→ **WHAT THE EXERCISE ASKS**
Output the data below exactly. Leave nothing out.

(Items from a data source)
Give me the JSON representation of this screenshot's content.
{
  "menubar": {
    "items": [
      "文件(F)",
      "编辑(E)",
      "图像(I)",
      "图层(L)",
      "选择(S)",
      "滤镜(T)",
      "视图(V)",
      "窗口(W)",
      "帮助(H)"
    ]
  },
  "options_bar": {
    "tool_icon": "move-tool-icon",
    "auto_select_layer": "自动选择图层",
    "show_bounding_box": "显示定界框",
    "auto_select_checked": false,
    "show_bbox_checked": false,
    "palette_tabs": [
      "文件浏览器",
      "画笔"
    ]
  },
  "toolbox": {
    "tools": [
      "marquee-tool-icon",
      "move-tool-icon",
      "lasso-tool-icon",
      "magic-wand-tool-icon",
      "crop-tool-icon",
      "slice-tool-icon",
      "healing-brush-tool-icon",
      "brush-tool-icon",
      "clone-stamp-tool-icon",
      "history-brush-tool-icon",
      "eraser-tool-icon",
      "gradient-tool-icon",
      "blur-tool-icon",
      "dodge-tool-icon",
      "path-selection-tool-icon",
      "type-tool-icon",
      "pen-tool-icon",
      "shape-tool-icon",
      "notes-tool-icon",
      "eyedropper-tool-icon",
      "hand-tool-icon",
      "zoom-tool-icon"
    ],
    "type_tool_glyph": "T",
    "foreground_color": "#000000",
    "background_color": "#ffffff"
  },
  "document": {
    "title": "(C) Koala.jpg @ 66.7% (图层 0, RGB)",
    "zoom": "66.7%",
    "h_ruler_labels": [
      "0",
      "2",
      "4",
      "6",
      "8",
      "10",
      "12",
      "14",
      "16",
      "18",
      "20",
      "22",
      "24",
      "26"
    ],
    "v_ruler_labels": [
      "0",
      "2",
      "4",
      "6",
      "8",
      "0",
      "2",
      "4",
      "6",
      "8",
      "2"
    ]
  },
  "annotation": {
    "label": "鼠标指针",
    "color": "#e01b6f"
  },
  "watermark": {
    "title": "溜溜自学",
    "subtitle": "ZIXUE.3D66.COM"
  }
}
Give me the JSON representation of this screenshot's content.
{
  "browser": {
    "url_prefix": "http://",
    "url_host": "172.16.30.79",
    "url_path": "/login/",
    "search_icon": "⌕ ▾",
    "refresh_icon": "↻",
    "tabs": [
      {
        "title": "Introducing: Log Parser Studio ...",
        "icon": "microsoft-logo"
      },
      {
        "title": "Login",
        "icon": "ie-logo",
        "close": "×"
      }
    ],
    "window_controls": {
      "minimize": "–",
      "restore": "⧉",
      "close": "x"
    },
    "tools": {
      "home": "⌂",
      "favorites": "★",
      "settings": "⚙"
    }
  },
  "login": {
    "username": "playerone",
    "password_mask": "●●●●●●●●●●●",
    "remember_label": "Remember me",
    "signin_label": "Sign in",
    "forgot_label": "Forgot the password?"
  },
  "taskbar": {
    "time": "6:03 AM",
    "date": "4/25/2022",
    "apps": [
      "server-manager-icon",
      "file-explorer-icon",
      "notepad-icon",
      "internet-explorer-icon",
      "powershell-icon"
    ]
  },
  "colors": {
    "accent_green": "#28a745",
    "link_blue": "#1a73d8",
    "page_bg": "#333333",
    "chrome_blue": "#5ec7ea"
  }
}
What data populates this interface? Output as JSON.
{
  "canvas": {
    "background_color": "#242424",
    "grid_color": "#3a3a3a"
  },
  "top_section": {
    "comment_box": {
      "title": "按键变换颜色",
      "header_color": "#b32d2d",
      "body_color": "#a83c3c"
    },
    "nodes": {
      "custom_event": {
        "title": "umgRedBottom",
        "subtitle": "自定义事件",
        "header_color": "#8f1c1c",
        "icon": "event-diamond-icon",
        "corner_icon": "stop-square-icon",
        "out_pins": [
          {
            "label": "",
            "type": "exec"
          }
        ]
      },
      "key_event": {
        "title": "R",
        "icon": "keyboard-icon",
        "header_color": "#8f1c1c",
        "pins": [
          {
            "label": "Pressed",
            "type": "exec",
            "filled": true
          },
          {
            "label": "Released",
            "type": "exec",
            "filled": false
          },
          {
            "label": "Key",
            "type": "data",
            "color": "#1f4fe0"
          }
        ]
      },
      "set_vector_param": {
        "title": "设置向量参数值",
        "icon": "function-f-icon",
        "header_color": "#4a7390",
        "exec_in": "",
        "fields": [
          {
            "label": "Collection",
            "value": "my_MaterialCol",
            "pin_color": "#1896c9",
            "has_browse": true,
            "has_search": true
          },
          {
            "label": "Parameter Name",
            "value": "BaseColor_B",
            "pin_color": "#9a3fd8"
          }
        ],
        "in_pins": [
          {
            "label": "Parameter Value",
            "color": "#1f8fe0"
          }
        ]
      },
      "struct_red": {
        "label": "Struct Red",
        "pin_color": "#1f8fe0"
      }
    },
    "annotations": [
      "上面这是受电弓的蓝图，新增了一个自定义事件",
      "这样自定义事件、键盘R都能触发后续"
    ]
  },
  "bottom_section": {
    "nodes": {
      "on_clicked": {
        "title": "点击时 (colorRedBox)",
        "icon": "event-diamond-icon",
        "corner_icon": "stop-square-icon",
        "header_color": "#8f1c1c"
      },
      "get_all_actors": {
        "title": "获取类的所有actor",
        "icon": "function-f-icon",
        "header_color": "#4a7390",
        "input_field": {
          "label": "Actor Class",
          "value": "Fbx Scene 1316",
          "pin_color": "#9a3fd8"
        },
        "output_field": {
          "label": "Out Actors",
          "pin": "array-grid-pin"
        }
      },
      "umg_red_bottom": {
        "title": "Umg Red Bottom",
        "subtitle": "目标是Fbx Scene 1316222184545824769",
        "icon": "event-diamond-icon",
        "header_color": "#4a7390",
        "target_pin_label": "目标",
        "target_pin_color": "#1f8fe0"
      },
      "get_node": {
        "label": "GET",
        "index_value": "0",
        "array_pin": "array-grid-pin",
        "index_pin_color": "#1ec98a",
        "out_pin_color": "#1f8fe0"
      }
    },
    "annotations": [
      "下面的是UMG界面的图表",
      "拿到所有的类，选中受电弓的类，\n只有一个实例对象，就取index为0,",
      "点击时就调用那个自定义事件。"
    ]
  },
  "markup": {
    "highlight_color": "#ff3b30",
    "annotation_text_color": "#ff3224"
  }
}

→ **RESPONSE BELOW**
Give me the JSON representation of this screenshot's content.
{
  "menubar": {
    "items": [
      "文件(F)",
      "编辑(E)",
      "图像(I)",
      "图层(L)",
      "选择(S)",
      "滤镜(T)",
      "视图(V)",
      "窗口(W)",
      "帮助(H)"
    ]
  },
  "options_bar": {
    "tool_icon": "move-tool-icon",
    "auto_select_layer": "自动选择图层",
    "show_bounding_box": "显示定界框",
    "auto_select_checked": false,
    "show_bbox_checked": false,
    "palette_tabs": [
      "文件浏览器",
      "画笔"
    ]
  },
  "toolbox": {
    "tools": [
      "marquee-tool-icon",
      "move-tool-icon",
      "lasso-tool-icon",
      "magic-wand-tool-icon",
      "crop-tool-icon",
      "slice-tool-icon",
      "healing-brush-tool-icon",
      "brush-tool-icon",
      "clone-stamp-tool-icon",
      "history-brush-tool-icon",
      "eraser-tool-icon",
      "gradient-tool-icon",
      "blur-tool-icon",
      "dodge-tool-icon",
      "path-selection-tool-icon",
      "type-tool-icon",
      "pen-tool-icon",
      "shape-tool-icon",
      "notes-tool-icon",
      "eyedropper-tool-icon",
      "hand-tool-icon",
      "zoom-tool-icon"
    ],
    "type_tool_glyph": "T",
    "foreground_color": "#000000",
    "background_color": "#ffffff"
  },
  "document": {
    "title": "(C) Koala.jpg @ 66.7% (图层 0, RGB)",
    "zoom": "66.7%",
    "h_ruler_labels": [
      "0",
      "2",
      "4",
      "6",
      "8",
      "10",
      "12",
      "14",
      "16",
      "18",
      "20",
      "22",
      "24",
      "26"
    ],
    "v_ruler_labels": [
      "0",
      "2",
      "4",
      "6",
      "8",
      "0",
      "2",
      "4",
      "6",
      "8",
      "2"
    ]
  },
  "annotation": {
    "label": "鼠标指针",
    "color": "#e01b6f"
  },
  "watermark": {
    "title": "溜溜自学",
    "subtitle": "ZIXUE.3D66.COM"
  }
}
Give me the JSON representation of this screenshot's content.
{
  "browser": {
    "url_prefix": "http://",
    "url_host": "172.16.30.79",
    "url_path": "/login/",
    "search_icon": "⌕ ▾",
    "refresh_icon": "↻",
    "tabs": [
      {
        "title": "Introducing: Log Parser Studio ...",
        "icon": "microsoft-logo"
      },
      {
        "title": "Login",
        "icon": "ie-logo",
        "close": "×"
      }
    ],
    "window_controls": {
      "minimize": "–",
      "restore": "⧉",
      "close": "x"
    },
    "tools": {
      "home": "⌂",
      "favorites": "★",
      "settings": "⚙"
    }
  },
  "login": {
    "username": "playerone",
    "password_mask": "●●●●●●●●●●●",
    "remember_label": "Remember me",
    "signin_label": "Sign in",
    "forgot_label": "Forgot the password?"
  },
  "taskbar": {
    "time": "6:03 AM",
    "date": "4/25/2022",
    "apps": [
      "server-manager-icon",
      "file-explorer-icon",
      "notepad-icon",
      "internet-explorer-icon",
      "powershell-icon"
    ]
  },
  "colors": {
    "accent_green": "#28a745",
    "link_blue": "#1a73d8",
    "page_bg": "#333333",
    "chrome_blue": "#5ec7ea"
  }
}
What data populates this interface? Output as JSON.
{
  "canvas": {
    "background_color": "#242424",
    "grid_color": "#3a3a3a"
  },
  "top_section": {
    "comment_box": {
      "title": "按键变换颜色",
      "header_color": "#b32d2d",
      "body_color": "#a83c3c"
    },
    "nodes": {
      "custom_event": {
        "title": "umgRedBottom",
        "subtitle": "自定义事件",
        "header_color": "#8f1c1c",
        "icon": "event-diamond-icon",
        "corner_icon": "stop-square-icon",
        "out_pins": [
          {
            "label": "",
            "type": "exec"
          }
        ]
      },
      "key_event": {
        "title": "R",
        "icon": "keyboard-icon",
        "header_color": "#8f1c1c",
        "pins": [
          {
            "label": "Pressed",
            "type": "exec",
            "filled": true
          },
          {
            "label": "Released",
            "type": "exec",
            "filled": false
          },
          {
            "label": "Key",
            "type": "data",
            "color": "#1f4fe0"
          }
        ]
      },
      "set_vector_param": {
        "title": "设置向量参数值",
        "icon": "function-f-icon",
        "header_color": "#4a7390",
        "exec_in": "",
        "fields": [
          {
            "label": "Collection",
            "value": "my_MaterialCol",
            "pin_color": "#1896c9",
            "has_browse": true,
            "has_search": true
          },
          {
            "label": "Parameter Name",
            "value": "BaseColor_B",
            "pin_color": "#9a3fd8"
          }
        ],
        "in_pins": [
          {
            "label": "Parameter Value",
            "color": "#1f8fe0"
          }
        ]
      },
      "struct_red": {
        "label": "Struct Red",
        "pin_color": "#1f8fe0"
      }
    },
    "annotations": [
      "上面这是受电弓的蓝图，新增了一个自定义事件",
      "这样自定义事件、键盘R都能触发后续"
    ]
  },
  "bottom_section": {
    "nodes": {
      "on_clicked": {
        "title": "点击时 (colorRedBox)",
        "icon": "event-diamond-icon",
        "corner_icon": "stop-square-icon",
        "header_color": "#8f1c1c"
      },
      "get_all_actors": {
        "title": "获取类的所有actor",
        "icon": "function-f-icon",
        "header_color": "#4a7390",
        "input_field": {
          "label": "Actor Class",
          "value": "Fbx Scene 1316",
          "pin_color": "#9a3fd8"
        },
        "output_field": {
          "label": "Out Actors",
          "pin": "array-grid-pin"
        }
      },
      "umg_red_bottom": {
        "title": "Umg Red Bottom",
        "subtitle": "目标是Fbx Scene 1316222184545824769",
        "icon": "event-diamond-icon",
        "header_color": "#4a7390",
        "target_pin_label": "目标",
        "target_pin_color": "#1f8fe0"
      },
      "get_node": {
        "label": "GET",
        "index_value": "0",
        "array_pin": "array-grid-pin",
        "index_pin_color": "#1ec98a",
        "out_pin_color": "#1f8fe0"
      }
    },
    "annotations": [
      "下面的是UMG界面的图表",
      "拿到所有的类，选中受电弓的类，\n只有一个实例对象，就取index为0,",
      "点击时就调用那个自定义事件。"
    ]
  },
  "markup": {
    "highlight_color": "#ff3b30",
    "annotation_text_color": "#ff3224"
  }
}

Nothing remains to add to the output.